The best cantaloupes are sweet and juicy when ripe. If you're growing cantaloupes in your garden, but you're not having much luck in achieving sweet and juicy fruity flesh from your crop, it could be because you're overwatering your cantaloupe plants. Canaloupes are a desert crop that grows in the southern desert valley. As a desert crop, if you overwater them the result will be fruit is that is bland, and without the sweetness you're aiming for. Think of it like diluting juice — too much water and all you're going to taste is water.

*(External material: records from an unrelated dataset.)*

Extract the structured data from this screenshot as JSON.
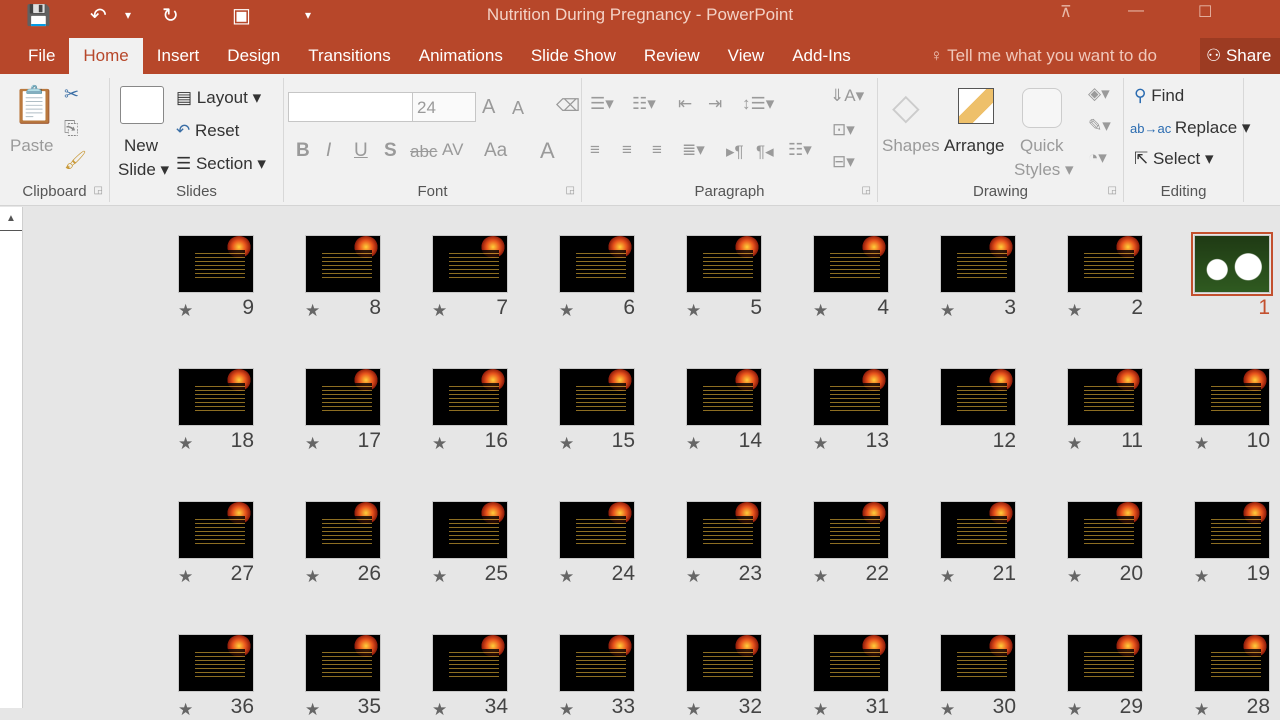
{
  "window": {
    "title": "Nutrition During Pregnancy - PowerPoint"
  },
  "qat": {
    "save": "💾",
    "undo": "↶",
    "undo_dd": "▾",
    "redo": "↻",
    "present": "▣",
    "customize": "▾"
  },
  "tabs": [
    {
      "label": "File"
    },
    {
      "label": "Home",
      "active": true
    },
    {
      "label": "Insert"
    },
    {
      "label": "Design"
    },
    {
      "label": "Transitions"
    },
    {
      "label": "Animations"
    },
    {
      "label": "Slide Show"
    },
    {
      "label": "Review"
    },
    {
      "label": "View"
    },
    {
      "label": "Add-Ins"
    }
  ],
  "tell_me": "Tell me what you want to do",
  "share": "Share",
  "ribbon": {
    "clipboard": {
      "label": "Clipboard",
      "paste": "Paste"
    },
    "slides": {
      "label": "Slides",
      "new_slide_1": "New",
      "new_slide_2": "Slide",
      "layout": "Layout",
      "reset": "Reset",
      "section": "Section"
    },
    "font": {
      "label": "Font",
      "font_name": "",
      "font_size": "24",
      "bold": "B",
      "italic": "I",
      "underline": "U",
      "shadow": "S",
      "strike": "abc",
      "spacing": "AV",
      "case": "Aa",
      "color": "A",
      "grow": "A",
      "shrink": "A"
    },
    "paragraph": {
      "label": "Paragraph"
    },
    "drawing": {
      "label": "Drawing",
      "shapes": "Shapes",
      "arrange": "Arrange",
      "quick_1": "Quick",
      "quick_2": "Styles"
    },
    "editing": {
      "label": "Editing",
      "find": "Find",
      "replace": "Replace",
      "select": "Select"
    }
  },
  "colors": {
    "accent": "#b7472a",
    "selected": "#c3502e"
  },
  "slides": [
    {
      "n": "9",
      "star": true
    },
    {
      "n": "8",
      "star": true
    },
    {
      "n": "7",
      "star": true
    },
    {
      "n": "6",
      "star": true
    },
    {
      "n": "5",
      "star": true
    },
    {
      "n": "4",
      "star": true
    },
    {
      "n": "3",
      "star": true
    },
    {
      "n": "2",
      "star": true
    },
    {
      "n": "1",
      "star": false,
      "selected": true,
      "image": "flower"
    },
    {
      "n": "18",
      "star": true
    },
    {
      "n": "17",
      "star": true
    },
    {
      "n": "16",
      "star": true
    },
    {
      "n": "15",
      "star": true
    },
    {
      "n": "14",
      "star": true
    },
    {
      "n": "13",
      "star": true
    },
    {
      "n": "12",
      "star": false
    },
    {
      "n": "11",
      "star": true
    },
    {
      "n": "10",
      "star": true
    },
    {
      "n": "27",
      "star": true
    },
    {
      "n": "26",
      "star": true
    },
    {
      "n": "25",
      "star": true
    },
    {
      "n": "24",
      "star": true
    },
    {
      "n": "23",
      "star": true
    },
    {
      "n": "22",
      "star": true
    },
    {
      "n": "21",
      "star": true
    },
    {
      "n": "20",
      "star": true
    },
    {
      "n": "19",
      "star": true
    },
    {
      "n": "36",
      "star": true
    },
    {
      "n": "35",
      "star": true
    },
    {
      "n": "34",
      "star": true
    },
    {
      "n": "33",
      "star": true
    },
    {
      "n": "32",
      "star": true
    },
    {
      "n": "31",
      "star": true
    },
    {
      "n": "30",
      "star": true
    },
    {
      "n": "29",
      "star": true
    },
    {
      "n": "28",
      "star": true
    }
  ]
}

In South Asia where cantaloupe originates from, the rainfall is seasonal but heavy, and the plant thrives when it gets about an inch of rainfall per week. While it's true that up until the fruit starts to grow, cantaloupe plants do need plenty of water, overwatering in general will lead to problems, such as causing damage to the root system by suffocating it. If the soil around the roots of your plant becomes waterlogged, they can develop root rot very quickly, leading to the death of your plant. At the same time, you don't want to underwater your cantaloupe plant because it will dry out. If the plant's roots get too dry they won't be able to absorb the nutrients they need from the soil.

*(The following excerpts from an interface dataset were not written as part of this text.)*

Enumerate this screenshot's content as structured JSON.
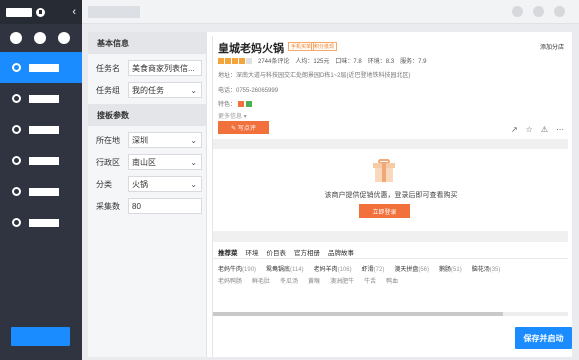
{
  "form": {
    "basic_title": "基本信息",
    "task_name_label": "任务名",
    "task_name_value": "美食商家列表信...",
    "task_group_label": "任务组",
    "task_group_value": "我的任务",
    "params_title": "搜板参数",
    "city_label": "所在地",
    "city_value": "深圳",
    "district_label": "行政区",
    "district_value": "南山区",
    "category_label": "分类",
    "category_value": "火锅",
    "count_label": "采集数",
    "count_value": "80"
  },
  "shop": {
    "name": "皇城老妈火锅",
    "tag1": "手机买单",
    "tag2": "积分抵现",
    "add_compare": "添加分店",
    "reviews": "2744条评论",
    "avg": "人均：125元",
    "taste": "口味：7.8",
    "env": "环境：8.3",
    "service": "服务：7.9",
    "address": "地址：深南大道与科技园交汇处朗景园D栋1~2层(近巴登地铁科技园北区)",
    "phone": "电话：0755-26065999",
    "features_label": "特色：",
    "more_info": "更多信息 ▾",
    "write_review": "✎ 写点评",
    "promo_text": "该商户提供促销优惠，登录后即可查看购买",
    "login_button": "立即登录"
  },
  "tabs": [
    "推荐菜",
    "环境",
    "价目表",
    "官方相册",
    "品牌故事"
  ],
  "dishes_row1": [
    {
      "name": "老妈牛肉",
      "count": "(190)"
    },
    {
      "name": "鸳鸯锅底",
      "count": "(114)"
    },
    {
      "name": "老妈羊肉",
      "count": "(106)"
    },
    {
      "name": "虾滑",
      "count": "(72)"
    },
    {
      "name": "澳天拼盘",
      "count": "(56)"
    },
    {
      "name": "鹅肠",
      "count": "(51)"
    },
    {
      "name": "脑花汤",
      "count": "(35)"
    }
  ],
  "dishes_row2": [
    {
      "name": "老妈鸭肠",
      "count": ""
    },
    {
      "name": "鲜毛肚",
      "count": ""
    },
    {
      "name": "冬瓜汤",
      "count": ""
    },
    {
      "name": "黄喉",
      "count": ""
    },
    {
      "name": "澳洲肥牛",
      "count": ""
    },
    {
      "name": "牛舌",
      "count": ""
    },
    {
      "name": "鸭血",
      "count": ""
    }
  ],
  "save_button": "保存并启动",
  "colors": {
    "accent": "#1a8cff",
    "orange": "#f1703b",
    "sidebar": "#2f3440"
  }
}
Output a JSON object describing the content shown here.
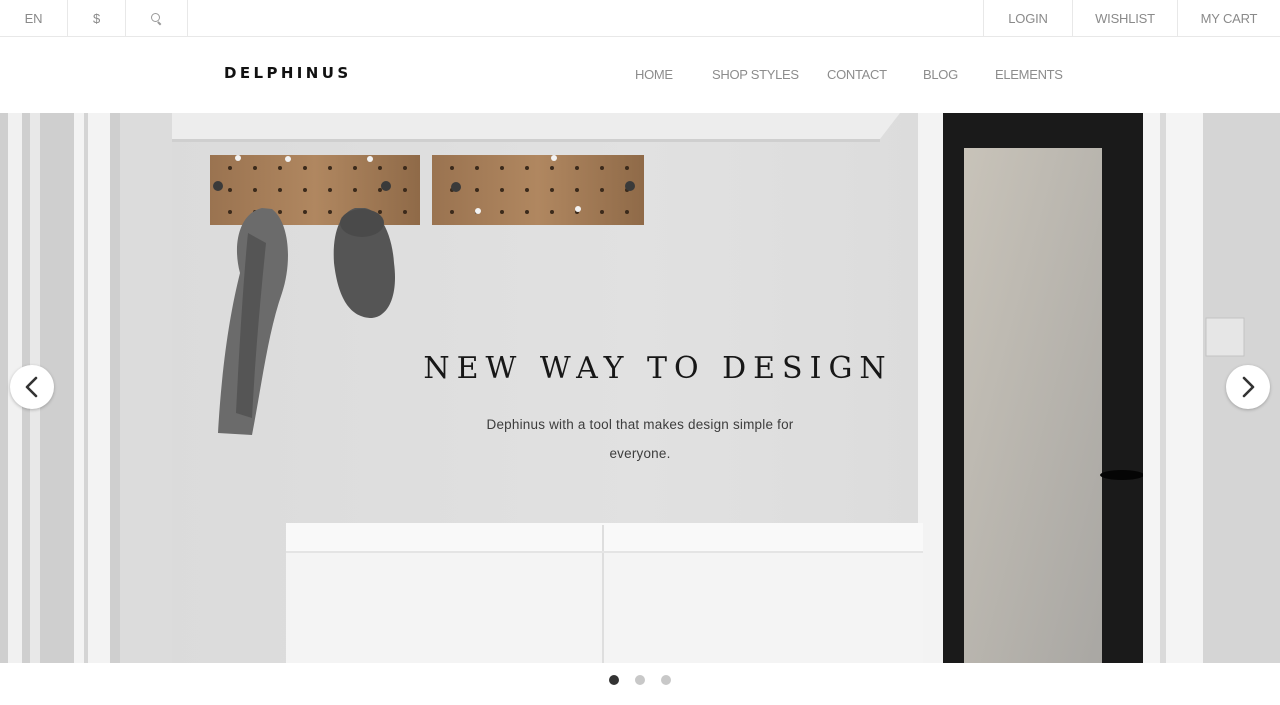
{
  "topbar": {
    "language": "EN",
    "currency": "$",
    "search_icon": "search-icon",
    "login": "LOGIN",
    "wishlist": "WISHLIST",
    "cart": "MY CART"
  },
  "header": {
    "logo": "DELPHINUS",
    "nav": [
      "HOME",
      "SHOP STYLES",
      "CONTACT",
      "BLOG",
      "ELEMENTS"
    ]
  },
  "hero": {
    "title": "NEW WAY TO DESIGN",
    "subtitle": "Dephinus with a tool that makes design simple for everyone.",
    "prev_icon": "chevron-left-icon",
    "next_icon": "chevron-right-icon"
  },
  "slider": {
    "slide_count": 3,
    "active_index": 0
  },
  "colors": {
    "accent_text": "#171717",
    "muted_text": "#8c8c8c",
    "dot_active": "#333333",
    "dot_inactive": "#c8c8c8"
  }
}
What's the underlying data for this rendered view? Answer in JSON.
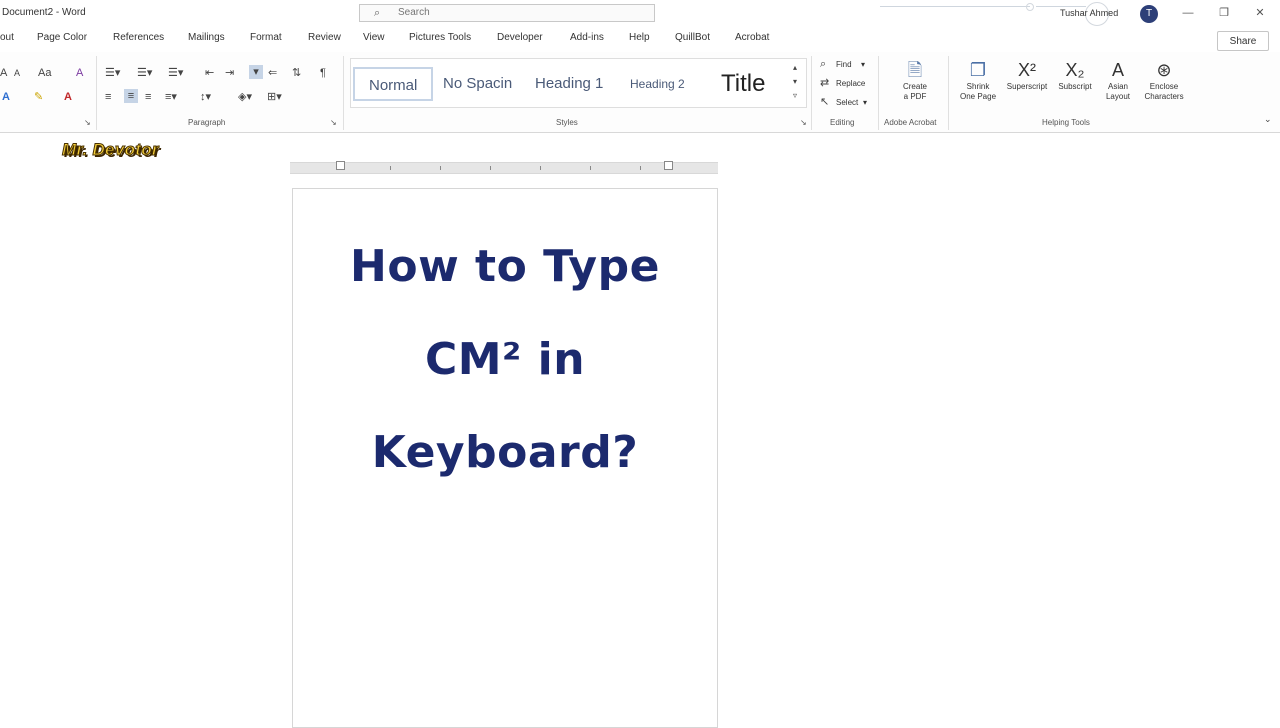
{
  "window": {
    "doc_title": "Document2 - Word",
    "search_placeholder": "Search",
    "user_name": "Tushar Ahmed",
    "avatar_initial": "T",
    "minimize_label": "—",
    "restore_label": "❐",
    "close_label": "✕"
  },
  "tabs": [
    {
      "label": "out"
    },
    {
      "label": "Page Color"
    },
    {
      "label": "References"
    },
    {
      "label": "Mailings"
    },
    {
      "label": "Format"
    },
    {
      "label": "Review"
    },
    {
      "label": "View"
    },
    {
      "label": "Pictures Tools"
    },
    {
      "label": "Developer"
    },
    {
      "label": "Add-ins"
    },
    {
      "label": "Help"
    },
    {
      "label": "QuillBot"
    },
    {
      "label": "Acrobat"
    }
  ],
  "share_label": "Share",
  "ribbon": {
    "font_group": {
      "font_size_up": "A",
      "font_size_down": "A",
      "change_case": "Aa",
      "clear_format": "A",
      "text_effects": "A",
      "highlight": "✎",
      "font_color": "A"
    },
    "paragraph_label": "Paragraph",
    "pilcrow": "¶",
    "sort": "⇅",
    "styles_label": "Styles",
    "styles": [
      {
        "label": "Normal"
      },
      {
        "label": "No Spacin"
      },
      {
        "label": "Heading 1"
      },
      {
        "label": "Heading 2"
      },
      {
        "label": "Title"
      }
    ],
    "editing": {
      "find": "Find",
      "replace": "Replace",
      "select": "Select",
      "label": "Editing"
    },
    "adobe": {
      "create_pdf_line1": "Create",
      "create_pdf_line2": "a PDF",
      "label": "Adobe Acrobat"
    },
    "helping": {
      "shrink_line1": "Shrink",
      "shrink_line2": "One Page",
      "superscript": "Superscript",
      "subscript": "Subscript",
      "asian_line1": "Asian",
      "asian_line2": "Layout",
      "enclose_line1": "Enclose",
      "enclose_line2": "Characters",
      "label": "Helping Tools"
    }
  },
  "watermark": "Mr. Devotor",
  "document": {
    "lines": [
      "How to Type",
      "CM² in",
      "Keyboard?"
    ],
    "text_color": "#1c2a6e"
  }
}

How to water your cantaloupe plant

Cantaloupe plants that have well-draining soil will need to be watered around once a week. Don't be afraid to absolutely flood them with about 2-3 inches of water, and then leave them alone and don't water them at all for about 1 or 2 weeks depending on the season and how warm it is — the higher the temperature the higher the frequency of watering will need to be — alternatively, you may have to provide shelter for your plants if there is too much rain. Then stop watering altogether about 2 weeks before you're ready to harvest your cantaloupe. You can look out for when the flowers start to turn into melons. If you water during this time the resulting fruit will taste bland.

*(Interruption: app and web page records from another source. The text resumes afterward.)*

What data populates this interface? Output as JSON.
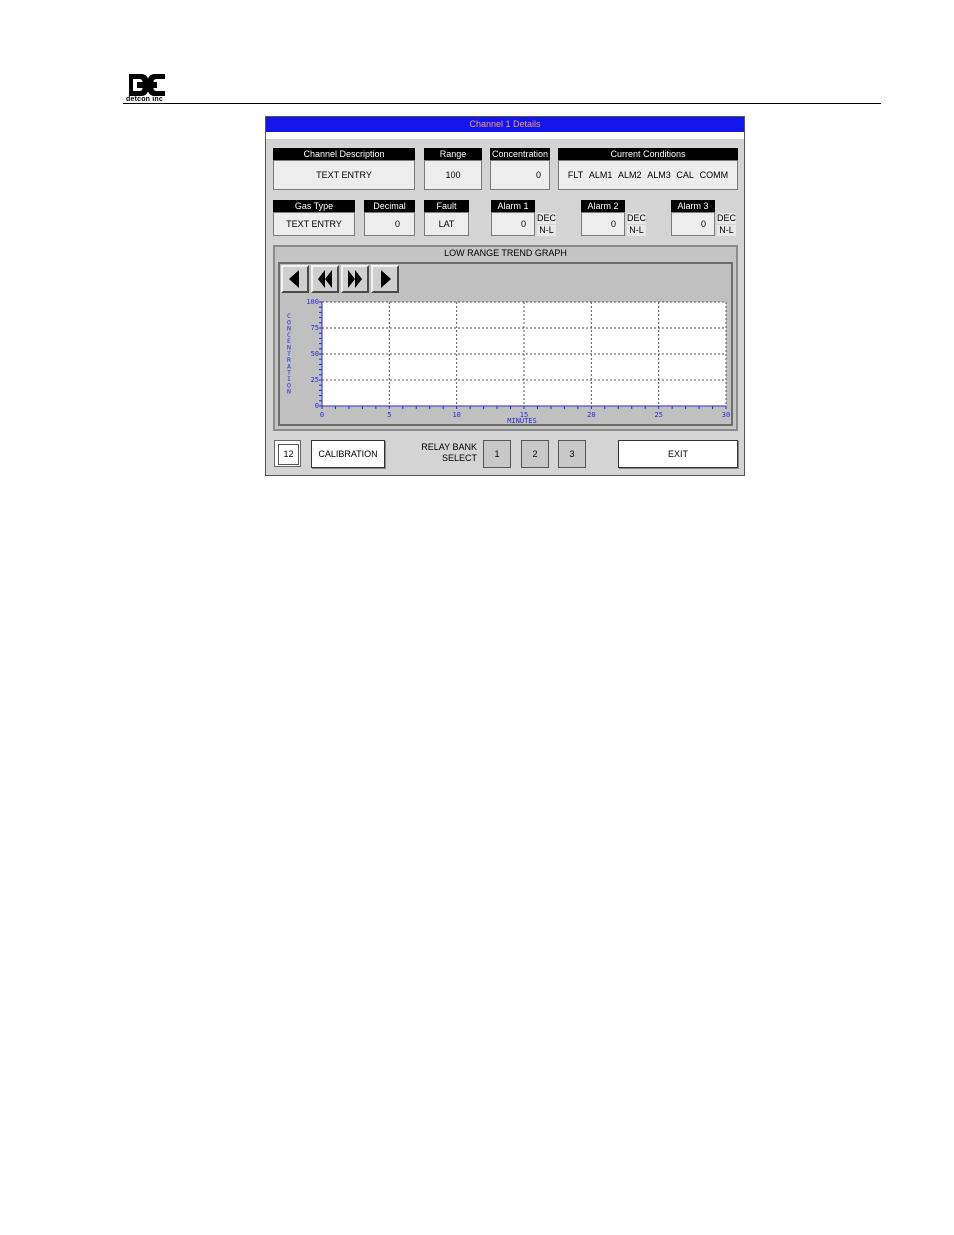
{
  "header": {
    "logo_text": "detcon inc"
  },
  "window": {
    "title": "Channel 1 Details"
  },
  "row1": {
    "channel_description": {
      "label": "Channel Description",
      "value": "TEXT ENTRY"
    },
    "range": {
      "label": "Range",
      "value": "100"
    },
    "concentration": {
      "label": "Concentration",
      "value": "0"
    },
    "current_conditions": {
      "label": "Current Conditions",
      "items": [
        "FLT",
        "ALM1",
        "ALM2",
        "ALM3",
        "CAL",
        "COMM"
      ]
    }
  },
  "row2": {
    "gas_type": {
      "label": "Gas Type",
      "value": "TEXT ENTRY"
    },
    "decimal": {
      "label": "Decimal",
      "value": "0"
    },
    "fault": {
      "label": "Fault",
      "value": "LAT"
    },
    "alarm1": {
      "label": "Alarm 1",
      "value": "0",
      "dir": "DEC",
      "latch": "N-L"
    },
    "alarm2": {
      "label": "Alarm 2",
      "value": "0",
      "dir": "DEC",
      "latch": "N-L"
    },
    "alarm3": {
      "label": "Alarm 3",
      "value": "0",
      "dir": "DEC",
      "latch": "N-L"
    }
  },
  "graph": {
    "title": "LOW RANGE TREND GRAPH",
    "nav_icons": [
      "triangle-left-icon",
      "double-chevron-left-icon",
      "double-chevron-right-icon",
      "triangle-right-icon"
    ]
  },
  "chart_data": {
    "type": "line",
    "title": "LOW RANGE TREND GRAPH",
    "xlabel": "MINUTES",
    "ylabel": "CONCENTRATION",
    "x_ticks": [
      "0",
      "5",
      "10",
      "15",
      "20",
      "25",
      "30"
    ],
    "y_ticks": [
      "0",
      "25",
      "50",
      "75",
      "100"
    ],
    "xlim": [
      0,
      30
    ],
    "ylim": [
      0,
      100
    ],
    "grid": true,
    "series": [],
    "colors": {
      "axis": "#2a2ad0",
      "grid": "#555555",
      "plot_bg": "#ffffff"
    }
  },
  "bottom": {
    "channel_number": "12",
    "calibration_label": "CALIBRATION",
    "relay_bank_line1": "RELAY BANK",
    "relay_bank_line2": "SELECT",
    "relay_buttons": [
      "1",
      "2",
      "3"
    ],
    "exit_label": "EXIT"
  }
}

Well-draining soil and pots with adequate drainage are essential, because even a small amount of water can lead to overwatering if it has nowhere to go. So check that the soil isn't too compacted around the plant and that the drainage holes in your pots are sufficient. You'll know if you're overwatering your cantaloupe plant because it will cry out with symptoms, the main one will be yellowing leaves. If you notice this, cut back on watering to allow soil to dry out, and check that the water drainage is effective ready for when you next water the plant.